Rodong Sinmun observes: The south Korean military authorities are now making much fuss in a bid to mislead the public opinion, describing the proper measure for self-defence taken by the north against a group of warships of the south Korean forces as “the third skirmish in the West Sea.” This is like a thief crying “Stop the thief!” [….]
The artillery pieces of the KPA convinced of justice and afire with hatred are now leveled at the provokers. The south Korean military had better face up to the trend of the times and behave itself. Minju Joson urges the south Korean military authorities to stop digging their own graves, make an apology to the nation for the armed provocation and take a responsible measure against the recurrence of the similar case. [KCNA]
“Our unchanged principle is no forgiveness and merciless punishment for warmongers who infringe upon our republic’s dignity and sovereignty,” said the Rodong Sinmun newspaper. It did not specify how the North would punish the South. [Washington Post, Blaine Harden]
“Warmongers will be forced to pay a costly price,” the North’s main Rodong Sinmun newspaper said Thursday in a commentary carried by the official Korean Central News Agency. “We never utter empty words.” [AP, Kwang-Tae Kim]
President Bush removed North Korea from the list of state sponsors of terrorism on October 11, 2008. Discuss among yourselves.
Just in case you thought North Korea had established a monopolistic supremacy in imaginative analysis, the Hankyoreh cites “experts” who warn that the Yankees (whose nearest significant naval presence is at Chinhae, on the opposite side of the country) might get involved. Reading further, however, the report only names one of the “experts,” a China expert at a place called Sungkyunkwan University. Whomever the august strategists on the Hanky’s shadow war cabinet are — my money says they’re third-year Peace Studies majors at Kwangju University — their advice is to tie the hands of the commanders. Yi Sun Shin could not be reached for comment.
Other papers analyze the reasons why these “clashes” always end with North Korea towing a smoking, perforated hulk back to port. One reason is the lavish application of firepower, but another is the technology that puts steel on target:
South Korea’s 150-ton Chamsuri 325 speed boats and North Korea’s 131-ton Shanghai class patrol boats are similar in size, and there are no major differences in their armament capacities.

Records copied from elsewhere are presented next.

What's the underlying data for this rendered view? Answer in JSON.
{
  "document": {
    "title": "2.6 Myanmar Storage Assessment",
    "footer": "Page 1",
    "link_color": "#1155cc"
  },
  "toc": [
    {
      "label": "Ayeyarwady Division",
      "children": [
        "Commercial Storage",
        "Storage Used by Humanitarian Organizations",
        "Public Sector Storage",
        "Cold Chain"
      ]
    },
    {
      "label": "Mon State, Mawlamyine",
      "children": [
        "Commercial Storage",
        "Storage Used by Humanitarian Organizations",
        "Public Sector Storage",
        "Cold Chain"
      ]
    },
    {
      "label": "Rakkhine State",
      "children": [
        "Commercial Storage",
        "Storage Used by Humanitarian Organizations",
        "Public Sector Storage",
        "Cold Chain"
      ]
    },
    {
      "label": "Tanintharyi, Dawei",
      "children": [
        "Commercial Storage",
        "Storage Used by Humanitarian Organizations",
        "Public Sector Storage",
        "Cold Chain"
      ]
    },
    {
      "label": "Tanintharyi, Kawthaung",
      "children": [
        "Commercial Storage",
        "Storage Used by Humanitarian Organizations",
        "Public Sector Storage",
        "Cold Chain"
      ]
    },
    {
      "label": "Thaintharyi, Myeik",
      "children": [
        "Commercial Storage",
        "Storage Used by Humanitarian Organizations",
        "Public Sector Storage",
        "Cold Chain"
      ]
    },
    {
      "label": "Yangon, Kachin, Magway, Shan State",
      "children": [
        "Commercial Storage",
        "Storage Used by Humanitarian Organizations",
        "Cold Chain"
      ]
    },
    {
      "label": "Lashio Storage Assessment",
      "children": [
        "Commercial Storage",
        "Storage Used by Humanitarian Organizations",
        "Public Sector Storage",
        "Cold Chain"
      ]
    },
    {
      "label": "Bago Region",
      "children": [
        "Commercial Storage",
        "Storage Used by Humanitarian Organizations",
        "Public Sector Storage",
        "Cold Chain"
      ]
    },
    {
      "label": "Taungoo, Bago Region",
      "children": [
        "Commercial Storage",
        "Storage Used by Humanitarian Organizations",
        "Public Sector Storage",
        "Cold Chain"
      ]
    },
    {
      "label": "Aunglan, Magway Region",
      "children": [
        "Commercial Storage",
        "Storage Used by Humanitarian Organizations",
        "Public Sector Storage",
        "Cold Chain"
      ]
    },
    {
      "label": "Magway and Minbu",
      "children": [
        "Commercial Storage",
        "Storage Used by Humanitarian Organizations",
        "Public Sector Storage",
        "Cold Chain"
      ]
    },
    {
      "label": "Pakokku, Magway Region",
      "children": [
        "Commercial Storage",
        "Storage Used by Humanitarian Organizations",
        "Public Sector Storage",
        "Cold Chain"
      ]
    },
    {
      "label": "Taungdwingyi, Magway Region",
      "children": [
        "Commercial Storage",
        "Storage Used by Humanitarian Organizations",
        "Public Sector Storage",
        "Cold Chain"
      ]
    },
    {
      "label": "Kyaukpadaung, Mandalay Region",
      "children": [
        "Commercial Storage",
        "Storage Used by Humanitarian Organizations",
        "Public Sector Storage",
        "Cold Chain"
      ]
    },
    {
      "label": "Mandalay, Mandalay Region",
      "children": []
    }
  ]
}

The Chamsuri is armed with 40 mm and 20 mm cannon and 12.7 mm K-6 machine guns. The main armaments of the North Korean patrol boat are 37 mm and 25 mm cannon. But the decisive factor is the ships’ ability to deliver accurate fire.
The cannon mounted on the Chamsuri are computer-controlled and capable of delivering accurate fire even when the boats are bobbing on choppy waters. The 40 mm cannon were made by Italian arms manufacturer Breda. The 20 mm Sea Vulcan gun is capable of firing between 2,700 and 3,300 rounds per minute on its targets. In contrast, North Korea’s Shanghai class patrol boats were manufactured in the 1960s and their guns must be fired manually. That makes it difficult to focus fire on a single target while the vessels are bobbing up and down. [Chosun Ilbo]
Having spent (too) much time examining the North Korean navy in port on Google Earth, I’ve found that it consists of (a) a very small number of blue-water warships at Nampo, (b) several dozen modern patrol ships — possibly Osa class –and hovercraft, and (c) large numbers of small patrol boats in various stages of repair.
North Korea largely has a brown-water navy whose composition and deployment suggest that they’re designed to protect its two long coastlines against infiltration by lightly armed boats. It’s simply not designed for modern naval warfare. I wonder why the North’s favorite method of provocation is to pick naval skirmishes that inevitably just get its sailors killed. Boats aren’t cheap, either. Just ask any Kennedy.